On 23rd March 2022, the National Assembly created a sub commission to analyse a bill (No.779) which seeks to modify the country’s law on the right of reply (Law 22 of 2005). If approved, the legislation would reduce the timeframe for media outlets to publish responses contemplated under this law and increase fines for non-compliance with this obligation.
Junto al @CNP_Panama la Asamblea Nacional en el primer debate del PL que busca modificar la normas que rigen el derecho a réplica (disminuir los plazos y aumentar las sanciones contra los medios y periodistas). Esta iniciativa amenaza la libertad de expresión e información. pic.twitter.com/3cvglHQ0Qs— Fórumdeperiodistas (@fperiodistaspma) March 23, 2022

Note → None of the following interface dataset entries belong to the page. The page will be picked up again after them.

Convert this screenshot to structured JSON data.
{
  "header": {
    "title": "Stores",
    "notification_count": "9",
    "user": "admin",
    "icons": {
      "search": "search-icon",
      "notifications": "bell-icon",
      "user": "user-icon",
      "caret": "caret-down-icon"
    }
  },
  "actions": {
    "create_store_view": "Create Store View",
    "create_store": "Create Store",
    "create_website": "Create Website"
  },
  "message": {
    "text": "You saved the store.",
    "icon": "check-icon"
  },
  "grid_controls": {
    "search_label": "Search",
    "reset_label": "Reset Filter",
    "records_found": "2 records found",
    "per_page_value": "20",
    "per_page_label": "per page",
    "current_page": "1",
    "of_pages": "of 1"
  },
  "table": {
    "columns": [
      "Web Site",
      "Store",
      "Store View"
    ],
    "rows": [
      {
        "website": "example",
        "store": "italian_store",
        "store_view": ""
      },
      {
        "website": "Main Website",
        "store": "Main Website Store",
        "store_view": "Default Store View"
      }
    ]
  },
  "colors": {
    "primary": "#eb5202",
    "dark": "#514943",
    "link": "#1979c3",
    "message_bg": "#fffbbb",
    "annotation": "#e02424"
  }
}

On 23rd March 2022, the National Assembly created a sub commission to analyse a bill (No.779) which seeks to modify the country’s law on the right of reply (Law 22 of 2005). If approved, the legislation would reduce the timeframe for media outlets to publish responses contemplated under this law and increase fines for non-compliance with this obligation. Under the current legislation, media outlets have up to five days (48 hours extendable to 72 hours) to provide space for persons affected by a publication. The bill would establish a timeframe of up to three days (24 hours extendable to 48 hours).
Guillermo Antonio Adames, director of the Consejo Nacional de Periodismo (National Journalism Council – CNP), expressed concern about the bill and underscored that the legislation on the right of reply has been fully respected by media outlets in the country since its implementation. Speaking on behalf of CNP and other press groups such as the Fórum de Periodistas por la Libertad de Expresión (Journalists’ Forum for Freedom of Expression), Adames said international experts on freedom of expression have never identified any outstanding issues in regard to the compliance with the right of reply in Panama. The press groups argued that, by reducing timeframes and increasing fines, this bill could penalise small communication outlets and harm freedom of expression in the country. On 4th April 2022, the CNP presented their recommendations to the sub commission analysing the bill.
On 7th April 2022, riot police used tear gas to disrupt a demonstration by taxi drivers in the Colón province. A few minutes earlier, the drivers had blocked a road in protest against rising fuel costs and to demand a review of transport tariffs. According to news reports, the police intervention led to some violent clashes, with some demonstrators throwing stones at the police.
Similar protests were held in Panamá Oeste, where members of private and public transport unions blocked a section of the Interamericana highway on 8th April 2022. They demanded a round of dialogues with the government about their grievances. Protests continued throughout April, with transportation workers organising protests and strikes.